-- THE INPUT --
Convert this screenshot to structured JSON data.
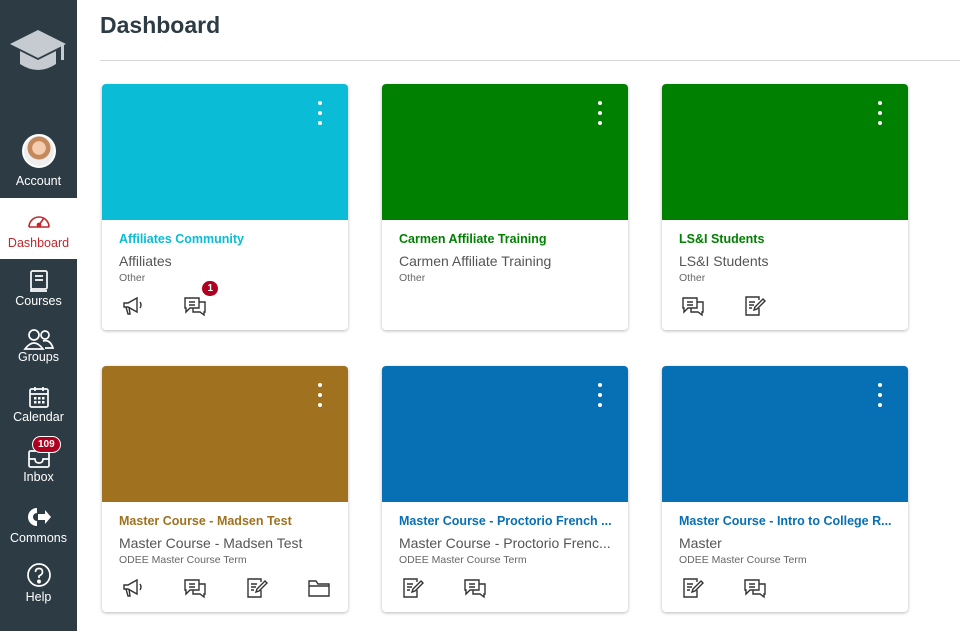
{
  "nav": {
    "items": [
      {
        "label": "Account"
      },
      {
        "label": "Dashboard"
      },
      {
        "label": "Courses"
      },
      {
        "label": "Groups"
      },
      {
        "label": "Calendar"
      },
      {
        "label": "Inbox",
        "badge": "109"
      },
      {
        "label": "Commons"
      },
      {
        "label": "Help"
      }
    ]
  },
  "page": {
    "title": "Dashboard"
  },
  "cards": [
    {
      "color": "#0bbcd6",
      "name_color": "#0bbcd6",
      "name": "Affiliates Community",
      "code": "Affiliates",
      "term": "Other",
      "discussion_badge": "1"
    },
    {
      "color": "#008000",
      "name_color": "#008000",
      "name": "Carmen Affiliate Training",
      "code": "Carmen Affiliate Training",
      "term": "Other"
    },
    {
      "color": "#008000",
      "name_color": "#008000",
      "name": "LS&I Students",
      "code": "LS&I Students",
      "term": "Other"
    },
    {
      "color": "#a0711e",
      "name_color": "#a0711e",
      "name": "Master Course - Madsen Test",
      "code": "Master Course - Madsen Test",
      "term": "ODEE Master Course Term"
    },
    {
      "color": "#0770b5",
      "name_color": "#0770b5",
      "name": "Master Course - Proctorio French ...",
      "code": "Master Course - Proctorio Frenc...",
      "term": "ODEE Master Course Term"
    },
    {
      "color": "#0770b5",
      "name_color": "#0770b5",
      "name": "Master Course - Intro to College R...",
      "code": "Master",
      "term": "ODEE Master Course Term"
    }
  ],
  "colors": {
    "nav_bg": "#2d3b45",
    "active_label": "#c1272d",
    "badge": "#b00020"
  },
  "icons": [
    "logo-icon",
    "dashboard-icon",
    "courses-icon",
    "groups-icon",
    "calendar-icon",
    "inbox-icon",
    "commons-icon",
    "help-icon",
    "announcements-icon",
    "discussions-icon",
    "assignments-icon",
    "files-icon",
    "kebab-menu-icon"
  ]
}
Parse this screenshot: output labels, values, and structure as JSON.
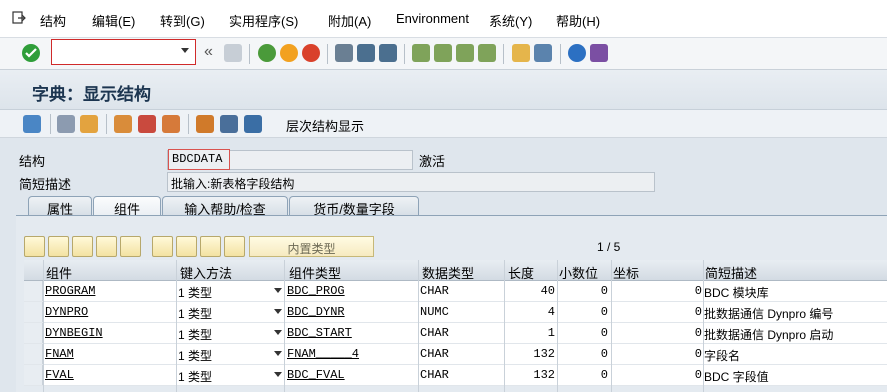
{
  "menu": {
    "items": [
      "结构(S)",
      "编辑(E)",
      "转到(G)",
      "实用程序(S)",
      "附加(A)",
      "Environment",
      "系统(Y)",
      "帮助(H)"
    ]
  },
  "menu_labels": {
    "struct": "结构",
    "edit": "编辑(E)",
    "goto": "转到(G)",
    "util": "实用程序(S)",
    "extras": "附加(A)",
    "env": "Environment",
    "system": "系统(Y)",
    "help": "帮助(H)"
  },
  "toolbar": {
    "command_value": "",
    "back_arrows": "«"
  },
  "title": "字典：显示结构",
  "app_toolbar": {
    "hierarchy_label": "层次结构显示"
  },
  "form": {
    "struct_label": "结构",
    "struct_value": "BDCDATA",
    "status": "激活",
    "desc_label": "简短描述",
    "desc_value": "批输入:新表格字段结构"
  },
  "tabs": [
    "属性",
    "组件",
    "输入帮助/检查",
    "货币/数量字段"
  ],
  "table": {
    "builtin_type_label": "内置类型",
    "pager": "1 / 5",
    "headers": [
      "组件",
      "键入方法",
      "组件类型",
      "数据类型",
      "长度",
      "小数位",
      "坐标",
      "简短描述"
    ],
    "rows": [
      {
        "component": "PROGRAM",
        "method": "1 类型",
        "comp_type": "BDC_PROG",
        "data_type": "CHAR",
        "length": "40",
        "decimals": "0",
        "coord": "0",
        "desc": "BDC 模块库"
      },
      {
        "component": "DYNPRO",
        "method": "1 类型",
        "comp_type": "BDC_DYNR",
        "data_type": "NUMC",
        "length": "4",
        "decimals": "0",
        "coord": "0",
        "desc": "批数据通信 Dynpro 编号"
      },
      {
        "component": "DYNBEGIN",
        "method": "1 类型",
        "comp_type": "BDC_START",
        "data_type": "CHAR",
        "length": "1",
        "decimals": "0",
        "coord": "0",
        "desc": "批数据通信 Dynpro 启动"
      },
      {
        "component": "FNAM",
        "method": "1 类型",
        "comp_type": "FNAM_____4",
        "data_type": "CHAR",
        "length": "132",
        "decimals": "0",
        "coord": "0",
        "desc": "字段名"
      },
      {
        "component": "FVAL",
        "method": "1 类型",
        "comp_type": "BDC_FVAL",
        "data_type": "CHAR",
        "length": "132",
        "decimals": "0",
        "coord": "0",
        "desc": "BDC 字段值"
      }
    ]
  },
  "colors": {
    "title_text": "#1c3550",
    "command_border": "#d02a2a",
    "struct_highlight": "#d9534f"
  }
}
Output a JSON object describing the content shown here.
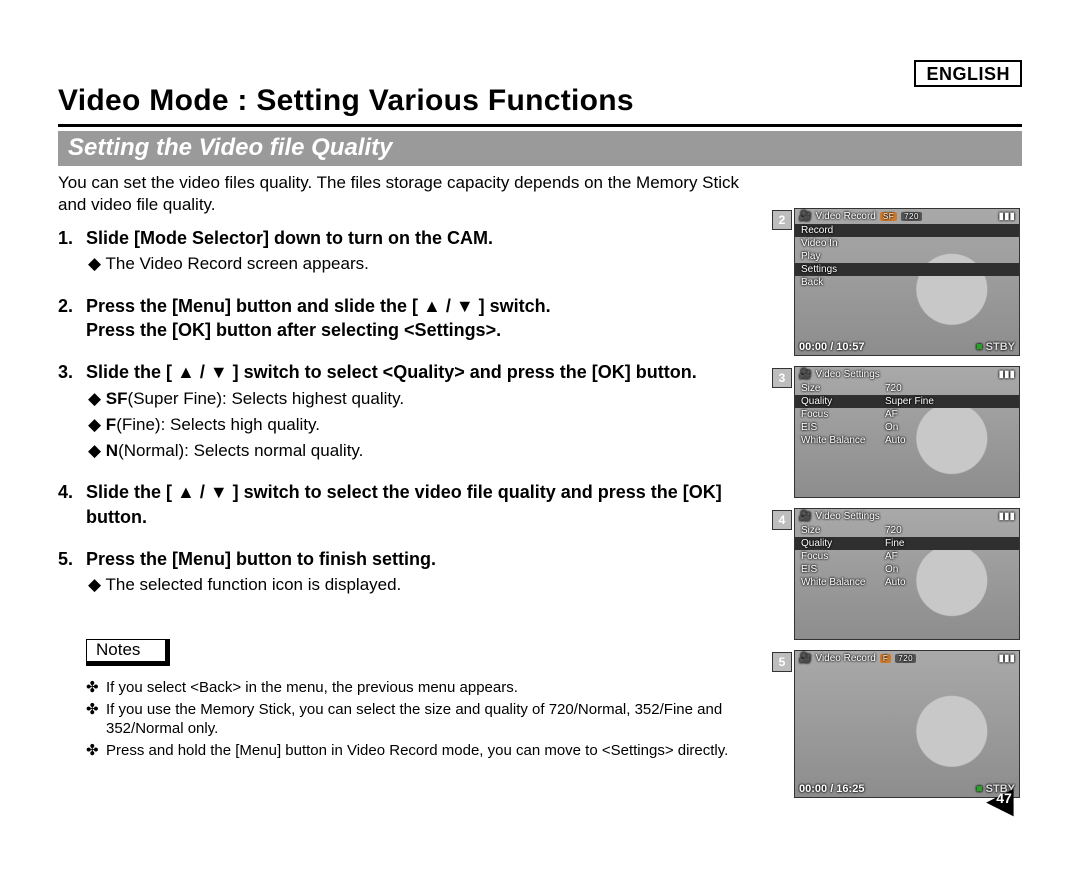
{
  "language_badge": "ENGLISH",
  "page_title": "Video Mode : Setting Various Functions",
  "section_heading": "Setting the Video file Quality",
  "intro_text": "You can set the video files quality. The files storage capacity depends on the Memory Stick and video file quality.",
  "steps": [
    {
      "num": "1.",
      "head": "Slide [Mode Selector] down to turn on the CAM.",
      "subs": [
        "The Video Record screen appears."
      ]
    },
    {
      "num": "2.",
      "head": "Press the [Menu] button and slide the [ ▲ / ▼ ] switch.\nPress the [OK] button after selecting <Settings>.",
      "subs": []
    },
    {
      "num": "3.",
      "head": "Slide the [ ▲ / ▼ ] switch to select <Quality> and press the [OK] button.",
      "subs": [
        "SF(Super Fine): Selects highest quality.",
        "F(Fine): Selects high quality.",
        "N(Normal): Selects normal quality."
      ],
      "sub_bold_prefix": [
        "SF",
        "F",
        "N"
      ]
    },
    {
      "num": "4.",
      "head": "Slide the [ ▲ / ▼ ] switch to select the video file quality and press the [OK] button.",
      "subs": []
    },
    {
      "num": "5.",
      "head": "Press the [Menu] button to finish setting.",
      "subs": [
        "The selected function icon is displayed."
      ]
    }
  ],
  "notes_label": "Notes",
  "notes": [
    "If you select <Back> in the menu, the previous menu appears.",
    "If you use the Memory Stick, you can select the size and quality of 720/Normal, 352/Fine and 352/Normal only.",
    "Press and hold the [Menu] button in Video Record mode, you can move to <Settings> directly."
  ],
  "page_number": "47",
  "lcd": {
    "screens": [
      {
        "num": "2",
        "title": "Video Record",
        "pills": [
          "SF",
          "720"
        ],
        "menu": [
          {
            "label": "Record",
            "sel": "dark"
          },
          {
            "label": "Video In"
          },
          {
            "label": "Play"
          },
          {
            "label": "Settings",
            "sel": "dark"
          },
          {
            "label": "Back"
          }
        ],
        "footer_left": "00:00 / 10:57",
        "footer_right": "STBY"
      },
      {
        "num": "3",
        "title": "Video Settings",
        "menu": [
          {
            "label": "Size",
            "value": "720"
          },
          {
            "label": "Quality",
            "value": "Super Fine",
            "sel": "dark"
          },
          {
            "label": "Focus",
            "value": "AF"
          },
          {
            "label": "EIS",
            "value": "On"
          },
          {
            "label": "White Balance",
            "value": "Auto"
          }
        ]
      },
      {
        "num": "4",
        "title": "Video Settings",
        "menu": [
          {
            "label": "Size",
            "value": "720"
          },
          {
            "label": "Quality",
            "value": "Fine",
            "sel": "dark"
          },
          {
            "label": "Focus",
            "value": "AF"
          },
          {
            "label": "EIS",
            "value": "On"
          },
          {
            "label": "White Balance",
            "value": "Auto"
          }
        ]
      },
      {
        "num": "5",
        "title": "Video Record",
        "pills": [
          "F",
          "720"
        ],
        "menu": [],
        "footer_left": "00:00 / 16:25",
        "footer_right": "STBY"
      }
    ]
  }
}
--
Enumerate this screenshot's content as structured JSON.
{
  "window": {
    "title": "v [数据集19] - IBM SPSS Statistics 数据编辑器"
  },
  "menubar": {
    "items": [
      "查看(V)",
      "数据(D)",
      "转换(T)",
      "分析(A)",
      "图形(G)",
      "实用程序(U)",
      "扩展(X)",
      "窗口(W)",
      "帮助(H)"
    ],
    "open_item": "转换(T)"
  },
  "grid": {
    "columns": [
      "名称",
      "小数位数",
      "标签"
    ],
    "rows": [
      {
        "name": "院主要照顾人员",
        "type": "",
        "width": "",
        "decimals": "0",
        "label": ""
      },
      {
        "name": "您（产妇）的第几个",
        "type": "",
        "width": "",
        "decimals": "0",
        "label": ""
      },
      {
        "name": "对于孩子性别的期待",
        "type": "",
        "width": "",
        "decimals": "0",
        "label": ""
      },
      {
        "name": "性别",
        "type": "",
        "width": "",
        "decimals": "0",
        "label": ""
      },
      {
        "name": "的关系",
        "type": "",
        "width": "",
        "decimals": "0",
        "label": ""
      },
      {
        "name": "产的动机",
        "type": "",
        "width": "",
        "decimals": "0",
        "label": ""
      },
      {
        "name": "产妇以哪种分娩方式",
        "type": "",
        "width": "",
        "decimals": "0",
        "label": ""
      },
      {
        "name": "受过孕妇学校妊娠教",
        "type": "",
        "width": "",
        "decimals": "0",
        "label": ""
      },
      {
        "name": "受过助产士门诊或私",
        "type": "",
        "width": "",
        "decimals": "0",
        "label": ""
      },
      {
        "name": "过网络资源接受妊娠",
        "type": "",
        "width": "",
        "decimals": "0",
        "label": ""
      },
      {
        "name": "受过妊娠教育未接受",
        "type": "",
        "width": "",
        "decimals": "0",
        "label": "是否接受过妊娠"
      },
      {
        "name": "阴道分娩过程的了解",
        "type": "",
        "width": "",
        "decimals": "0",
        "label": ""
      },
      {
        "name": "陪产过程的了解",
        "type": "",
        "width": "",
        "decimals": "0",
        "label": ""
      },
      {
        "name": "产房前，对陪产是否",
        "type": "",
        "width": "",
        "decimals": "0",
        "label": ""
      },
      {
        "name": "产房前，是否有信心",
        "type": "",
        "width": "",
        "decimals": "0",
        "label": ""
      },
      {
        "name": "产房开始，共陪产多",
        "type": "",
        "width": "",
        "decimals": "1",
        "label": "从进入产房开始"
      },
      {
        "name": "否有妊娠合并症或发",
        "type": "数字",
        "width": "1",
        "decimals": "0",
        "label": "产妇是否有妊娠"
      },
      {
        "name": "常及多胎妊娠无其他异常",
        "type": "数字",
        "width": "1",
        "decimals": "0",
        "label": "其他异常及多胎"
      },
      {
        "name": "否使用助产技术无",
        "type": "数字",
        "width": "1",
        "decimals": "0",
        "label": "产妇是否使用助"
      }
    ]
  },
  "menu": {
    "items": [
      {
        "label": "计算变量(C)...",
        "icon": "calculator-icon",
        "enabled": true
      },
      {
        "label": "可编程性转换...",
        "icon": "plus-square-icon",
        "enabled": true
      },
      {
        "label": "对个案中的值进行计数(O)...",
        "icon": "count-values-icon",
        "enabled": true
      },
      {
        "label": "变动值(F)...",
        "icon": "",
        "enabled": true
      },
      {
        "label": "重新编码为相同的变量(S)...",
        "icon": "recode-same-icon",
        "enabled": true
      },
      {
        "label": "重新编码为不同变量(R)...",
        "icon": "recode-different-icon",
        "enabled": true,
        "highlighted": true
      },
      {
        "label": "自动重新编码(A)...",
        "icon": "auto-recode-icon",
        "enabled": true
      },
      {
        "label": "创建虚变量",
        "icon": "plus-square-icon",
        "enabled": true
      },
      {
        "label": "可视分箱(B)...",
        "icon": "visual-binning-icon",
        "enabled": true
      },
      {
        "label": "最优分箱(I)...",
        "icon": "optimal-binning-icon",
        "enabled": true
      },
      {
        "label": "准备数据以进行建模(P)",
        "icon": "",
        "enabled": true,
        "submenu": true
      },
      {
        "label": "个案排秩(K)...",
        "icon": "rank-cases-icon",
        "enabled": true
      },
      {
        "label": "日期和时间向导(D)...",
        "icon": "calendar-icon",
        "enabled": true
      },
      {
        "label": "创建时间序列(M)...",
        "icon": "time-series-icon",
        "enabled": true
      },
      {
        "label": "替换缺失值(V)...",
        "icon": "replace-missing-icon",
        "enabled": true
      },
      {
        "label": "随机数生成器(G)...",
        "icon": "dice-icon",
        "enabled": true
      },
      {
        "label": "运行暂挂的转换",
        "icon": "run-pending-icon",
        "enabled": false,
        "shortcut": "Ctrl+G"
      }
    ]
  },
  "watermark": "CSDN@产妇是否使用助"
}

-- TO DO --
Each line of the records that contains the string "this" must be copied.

-- WRITTEN RESPONSE --
Convert this screenshot to structured JSON data.
Parse this screenshot: output labels, values, and structure as JSON.
Enumerate this screenshot's content as structured JSON.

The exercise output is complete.